Zalik Gives Big for Children’s Mental Health
Children's Health Care of Atlanta receives a $34 million site for mental health center.
The Zalik Foundation, founded four years ago by high tech entrepreneur David Zalik and his wife, Helen, has donated a 10-acre site near the new hospital being constructed by Children’s Health Care of Atlanta.
The site, which is valued at over $34 million, is alongside the northbound I-85 access road adjacent to the billion-dollar main campus that Children’s Healthcare is building on North Druid Hills Road. The Zalik gift, which includes two existing office buildings, will be devoted exclusively to the psychological needs of children. The plan is for the health care provider to build what it calls “a transformative center that will innovate the way behavioral and mental health care is delivered in Georgia.”
The Zalik’s bequest was announced just two months after Children’s announced the hiring of Dr. John Constantino as its new director. He is expected to oversee the expansion of the health care system efforts to increase its psychological services program.
Dr. Constantino, a child psychiatrist, came from St. Louis Children’s Hospital and the Washington University School of Medicine’s program in Child and Adolescent Psychiatry, which he headed. He praised the generosity of the Zaliks for helping to lay the foundation of Children’s new commitment to expanding pediatric mental health.
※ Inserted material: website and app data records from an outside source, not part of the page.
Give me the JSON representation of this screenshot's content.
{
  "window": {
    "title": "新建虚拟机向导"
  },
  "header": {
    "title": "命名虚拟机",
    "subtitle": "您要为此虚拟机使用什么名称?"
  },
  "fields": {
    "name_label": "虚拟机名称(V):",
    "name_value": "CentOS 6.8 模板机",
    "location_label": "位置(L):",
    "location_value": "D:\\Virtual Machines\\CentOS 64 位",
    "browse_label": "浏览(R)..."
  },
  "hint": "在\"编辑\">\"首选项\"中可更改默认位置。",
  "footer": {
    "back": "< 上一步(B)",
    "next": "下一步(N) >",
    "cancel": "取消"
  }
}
“With the Zalik’s gift and Children’s deep commitment to impacting the problem, our expanding corps of mental health professionals will have a venue in which to meet the community’s ever-increasing needs for child mental health care, in a space that supports recovery and is conducive to coordinated delivery of the latest innovations in clinical practice.”
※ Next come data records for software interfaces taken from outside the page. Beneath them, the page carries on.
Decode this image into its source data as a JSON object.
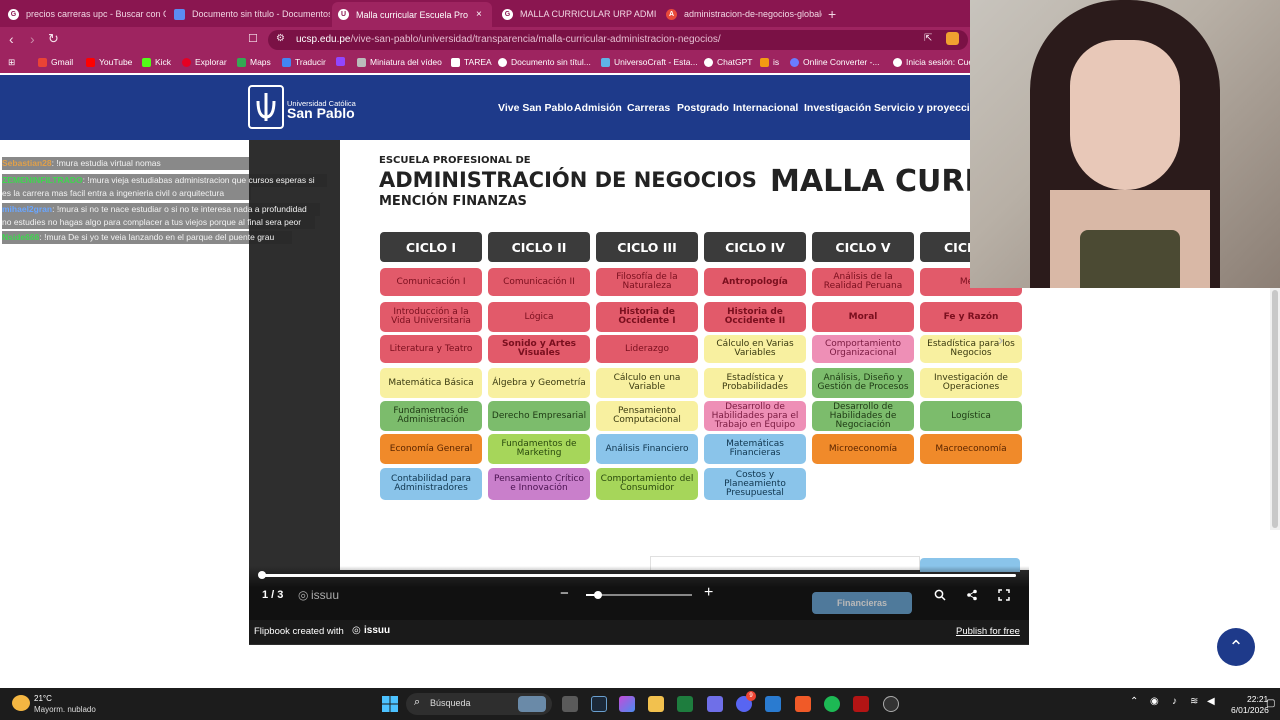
{
  "browser": {
    "tabs": [
      {
        "label": "precios carreras upc - Buscar con Go",
        "icon": "google-icon"
      },
      {
        "label": "Documento sin título - Documentos",
        "icon": "docs-icon"
      },
      {
        "label": "Malla curricular Escuela Profesio",
        "icon": "ucsp-icon",
        "active": true
      },
      {
        "label": "MALLA CURRICULAR URP ADMIN - E",
        "icon": "google-icon"
      },
      {
        "label": "administracion-de-negocios-globale",
        "icon": "pdf-icon"
      }
    ],
    "new_tab": "+",
    "close_tab": "×",
    "url_host": "ucsp.edu.pe",
    "url_path": "/vive-san-pablo/universidad/transparencia/malla-curricular-administracion-negocios/",
    "bookmarks": [
      "Gmail",
      "YouTube",
      "Kick",
      "Explorar",
      "Maps",
      "Traducir",
      "Miniatura del vídeo",
      "TAREA",
      "Documento sin títul...",
      "UniversoCraft - Esta...",
      "ChatGPT",
      "is",
      "Online Converter -...",
      "Inicia sesión: Cuer"
    ]
  },
  "site": {
    "logo_line1": "Universidad Católica",
    "logo_line2": "San Pablo",
    "nav": [
      "Vive San Pablo",
      "Admisión",
      "Carreras",
      "Postgrado",
      "Internacional",
      "Investigación",
      "Servicio y proyección"
    ]
  },
  "document": {
    "eyebrow": "ESCUELA PROFESIONAL DE",
    "title": "ADMINISTRACIÓN DE NEGOCIOS",
    "subtitle": "MENCIÓN FINANZAS",
    "big_title": "MALLA CURRI",
    "cycles": [
      "CICLO I",
      "CICLO II",
      "CICLO III",
      "CICLO IV",
      "CICLO V",
      "CICL"
    ],
    "columns": [
      [
        "Comunicación I",
        "Introducción a la Vida Universitaria",
        "Literatura y Teatro",
        "Matemática Básica",
        "Fundamentos de Administración",
        "Economía General",
        "Contabilidad para Administradores"
      ],
      [
        "Comunicación II",
        "Lógica",
        "Sonido y Artes Visuales",
        "Álgebra y Geometría",
        "Derecho Empresarial",
        "Fundamentos de Marketing",
        "Pensamiento Crítico e Innovación"
      ],
      [
        "Filosofía de la Naturaleza",
        "Historia de Occidente I",
        "Liderazgo",
        "Cálculo en una Variable",
        "Pensamiento Computacional",
        "Análisis Financiero",
        "Comportamiento del Consumidor"
      ],
      [
        "Antropología",
        "Historia de Occidente II",
        "Cálculo en Varias Variables",
        "Estadística y Probabilidades",
        "Desarrollo de Habilidades para el Trabajo en Equipo",
        "Matemáticas Financieras",
        "Costos y Planeamiento Presupuestal"
      ],
      [
        "Análisis de la Realidad Peruana",
        "Moral",
        "Comportamiento Organizacional",
        "Análisis, Diseño y Gestión de Procesos",
        "Desarrollo de Habilidades de Negociación",
        "Microeconomía"
      ],
      [
        "Meta",
        "Fe y Razón",
        "Estadística para los Negocios",
        "Investigación de Operaciones",
        "Logística",
        "Macroeconomía"
      ]
    ],
    "peek_label": "Financieras"
  },
  "reader": {
    "page_indicator": "1 / 3",
    "brand": "issuu",
    "zoom_minus": "−",
    "zoom_plus": "+",
    "zoom_level": 0.1,
    "footer_left": "Flipbook created with",
    "footer_brand": "issuu",
    "footer_right": "Publish for free"
  },
  "chat": [
    {
      "user": "Sebastian28",
      "message": "!mura estudia virtual nomas",
      "user_color": "#e0a04a"
    },
    {
      "user": "ZEMENINFILTRADO",
      "message": "!mura vieja estudiabas administracion que cursos esperas si",
      "user_color": "#3fd64f"
    },
    {
      "user": "",
      "message": "es la carrera mas facil entra a ingenieria civil o arquitectura",
      "user_color": "#ffffff"
    },
    {
      "user": "mihael2gran",
      "message": "!mura si no te nace estudiar o si no te interesa nada a profundidad",
      "user_color": "#6aa6ff"
    },
    {
      "user": "",
      "message": "no estudies no hagas algo para complacer a tus viejos porque al final sera peor",
      "user_color": "#ffffff"
    },
    {
      "user": "Nside666",
      "message": "!mura De si yo te veia lanzando en el parque del puente grau",
      "user_color": "#3fd64f"
    }
  ],
  "taskbar": {
    "weather_temp": "21°C",
    "weather_desc": "Mayorm. nublado",
    "search_placeholder": "Búsqueda",
    "time": "22:21",
    "date": "6/01/2026",
    "badge_count": "9"
  },
  "colors": {
    "tab_bar": "#8a1650",
    "site_header": "#1e3a8a",
    "red": "#e25a6a",
    "pink": "#ee8fb6",
    "yellow": "#f8f0a0",
    "green": "#7cbc6c",
    "orange": "#f08a2a",
    "blue": "#8ac4ea",
    "lime": "#a6d65a",
    "purple": "#c97fcb"
  }
}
Constantino pointed out that, in the last seven years, the number of children needing medical care for behavioral or mental health issues has more than doubled. The average age of patients is now only 9 years old.
According to the Georgia Bureau of Investigation, the suicide rate for children increased 60 percent in the state last year. For children between the ages of 10 and 14, it is now the second leading cause of death.
It’s statistics like these that gained the attention of Helen Zalik who, in announcing the gift, said that the mental health of children is “something that affects everyone, and the crisis is growing exponentially.”
“We are humbled by this unique opportunity to provide tzedakah to help Children’s further enhance its standing as a healthcare provider at the forefront of answering the call for help,” Helen Zalik said, “and for it to become a leading model for other children’s hospitals working to address the mental health crisis.”
This is the second large grant that the Zalik Foundation has made this year. In June, they gave The Weber School a $19 million grant to expand its facilities. The new funding will help the school to build an Israel and Global Education Academy and a Music and Performing Arts Academy that will include a theater building with studios for dance and recorded music.
Last year, David Zalik sold the financial services company he founded, GreenSky, to Goldman Sachs, for $2.24 billion. In October, Bernie Marcus, the co-founder of The Home Depot, declassed that he was helping to mentor the couple as they have expanded their giving.
Marcus told an online audience at the Book Festival of the Marcus Jewish Community Center that he was working with the Zaliks to help them master the process of philanthropy that he has practiced over the last 20 years. The goal, according to Marcus, is to make sure that a philanthropic gift achieves the outcomes that have been set by the donor.
“The process of giving away money is easy. You write a check. But being involved with it and making sure that it works properly is where the challenge is. I think what he did with Children’s Healthcare was great, a wonderful gift. And I think that’s going to help them a lot. They have the leadership, fortunately. So, when you give them money, you spell out what you want them to do with that money, and you make sure they do the things you agreed to. That’s the follow up,” Marcus said.
The process of giving away money is easy. You write a check. But being involved with it and making sure that it works properly is where the challenge is. I think what he did with Children’s Healthcare was great, a wonderful gift. And I think that’s going to help them a lot.
The Zaliks’ gift joins a significant project that Marcus funds through his foundation to support the Marcus Autism Center of Children’s, one of the nation’s most ambitious research and treatment center for the full spectrum of autism disorders in children.
In addition, three years ago, Children’s opened an outpatient clinic to work with youngsters who are experiencing anxiety, depression, sleeping problems, medical adherence, and conduct and behavior challenges. This additional location, funded by the Zalik donation, will help them to expand capacity for treatment and to provide a center for the 200 professionals there for research with community partners.
- Bob Bahr
- The Zalik Foundation
- David Zalik
- Helen Zalik
- Children’s Health Care of Atlanta
- Dr. John Constantino
- St. Louis Children’s Hospital
- Washington University School of Medicine
- Child and Adolescent Psychiatry
- Georgia Bureau of Investigation
- The Weber School
- Global Education Academy
- Music and Performing Arts Academy
- Goldman Sachs
- Bernie Marcus
- Home Depot
- Book Festival of the Marcus Jewish Community Center
- Marcus Autism Center
- sleeping problems
- medical adherence